These men have launched campaigns that recognise that it is not enough for men to be silent when their sisters, cousins, partners, friends, wives, neighbours and mothers are violated and in live in fear. This is testimony that there are good men who care.
However, we need to see and hear more men speaking out and acting against the abuse of women saying – “Not in their Name.” Let us therefore support their campaign #NotInMyName.
We are pleased that various faith based organisations have joined the fight for No violence against women and children. We call on other faith based organisations and traditional leaders, community leaders, women’s organisations, and even stokvels to stand up against violence, drug abuse and other social ills 365 days of the year.
We believe that forging partnerships with communities, business, faith based organisations & traditional leadership will give women first hand opportunity to directly influence government programmes and ensure the mainstreaming of gender issues through National Dialogues programme.
This year, Women’s Month coincides with the centenary of our esteemed leader OR Tambo, who was a strong advocate for gender equality. During the Conference of the Women in Luanda in 1981, he said:
“The mobilisation of women is the task, not only of women alone, or of men alone, but of all of us, men and women alike, comrades in struggle. The mobilisation of the people into active resistance and struggle for liberation demands the energies of women no less than of men”.
OR Tambo was in the forefront of the emancipation of women.
The National Women’s Day will be observed on 9 August, in Galeshewe Stadium, Kimberley, under the theme: “The Year of OR Tambo: Women united in moving South Africa forward”.
Let’s make a commitment to work together in making sure that violence against women is ended in our society.
It starts with breaking the chains of patriarchy whenever it manifests itself, be it in our homes and in our communities.
To this end, a wide range of government programmes pay special attention to addressing the needs of women with priority given to promoting women’s access to economic opportunities. Women are key beneficiaries in the development of skills. The department is also hard at work developing Sanitary Dignity, Gender Responsive Budgeting and Women Financial Inclusion Frameworks which will further engender the women socio-economic agenda in the country.
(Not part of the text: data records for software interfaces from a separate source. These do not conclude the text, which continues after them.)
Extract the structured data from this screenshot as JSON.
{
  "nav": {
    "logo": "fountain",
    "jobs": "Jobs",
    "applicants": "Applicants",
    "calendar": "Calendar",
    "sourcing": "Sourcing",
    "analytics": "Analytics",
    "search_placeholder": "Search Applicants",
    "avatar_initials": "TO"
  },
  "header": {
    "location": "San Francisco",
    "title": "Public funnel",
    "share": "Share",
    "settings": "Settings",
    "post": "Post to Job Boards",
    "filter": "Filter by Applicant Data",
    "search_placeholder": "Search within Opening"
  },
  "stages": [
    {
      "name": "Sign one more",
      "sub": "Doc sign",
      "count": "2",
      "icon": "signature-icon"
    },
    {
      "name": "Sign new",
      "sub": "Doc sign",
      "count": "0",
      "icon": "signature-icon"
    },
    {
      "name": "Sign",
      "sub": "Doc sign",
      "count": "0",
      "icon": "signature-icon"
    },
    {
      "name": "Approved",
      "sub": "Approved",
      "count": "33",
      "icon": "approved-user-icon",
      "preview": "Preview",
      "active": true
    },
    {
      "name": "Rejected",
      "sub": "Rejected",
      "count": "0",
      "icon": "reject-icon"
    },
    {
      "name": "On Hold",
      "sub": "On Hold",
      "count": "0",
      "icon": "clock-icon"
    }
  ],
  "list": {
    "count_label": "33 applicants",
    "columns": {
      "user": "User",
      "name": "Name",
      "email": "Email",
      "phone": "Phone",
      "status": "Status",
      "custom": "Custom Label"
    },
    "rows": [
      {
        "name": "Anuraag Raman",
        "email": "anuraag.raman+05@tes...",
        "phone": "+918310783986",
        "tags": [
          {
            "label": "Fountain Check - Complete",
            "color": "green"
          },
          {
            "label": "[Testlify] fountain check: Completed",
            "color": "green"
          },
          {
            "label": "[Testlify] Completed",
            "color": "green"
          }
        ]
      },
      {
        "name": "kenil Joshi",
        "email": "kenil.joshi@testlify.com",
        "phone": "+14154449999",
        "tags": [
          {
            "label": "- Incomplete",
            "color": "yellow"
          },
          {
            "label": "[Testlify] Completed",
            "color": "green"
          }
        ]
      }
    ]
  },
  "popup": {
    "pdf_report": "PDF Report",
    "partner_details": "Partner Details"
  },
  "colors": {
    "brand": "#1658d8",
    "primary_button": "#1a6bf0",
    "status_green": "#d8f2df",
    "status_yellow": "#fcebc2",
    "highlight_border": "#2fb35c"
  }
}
We urge you to report acts of violence against women whenever it happens. You are in partnership with perpetrators if you stay silent in the face of violence.
Let’s build a society wherein men and women will not be measured based on gender but as equal human beings.
We call upon all men and men formations to be part of the solution in the fight against femicide. This will contribute to building on the legacy of the women of 1956, who envisaged men and women working together as set out in the Women’s Charter of 1954.
Our activities for Women’s Month will include National Dialogues in the Northern Cape on Violence against Women and Children, to help combat the continued scourge of violent attacks and abuse against women and children.
While women have made some important gains, there is a lot more work to be done before we can say that we have truly achieved gender equality in our country. Women are still faced with challenges of poverty, unemployment, abuse and violence.
Comrade Susan Shabangu is a member of the ANC NEC and Minister of Women
The Women’s Month dialogue programme will take place as follows:
- 15 August 2017 – Kimberley, Francis Baard District;
- 17 August 2017 – Kuruman, John Taolo Gaetsewe District;
- 21 August 2017 – Petrusville – Pixley ka Seme District;
- 22 August 2017 – De Aar – Pixley ka Seme District
- 23 August 2017 – Phokwane – Francis Baard District
- 24 August 2017 – Barkey – Francis Baard District;
- 28 August 2017 – Augrabies – ZF Mgcawu District
- 29 August 2017 – Upington – ZF Mgcawu District
- 30 August 2017- Springbok – Namakwa District
- 31 August 2017 – Frazerburg – Namakwa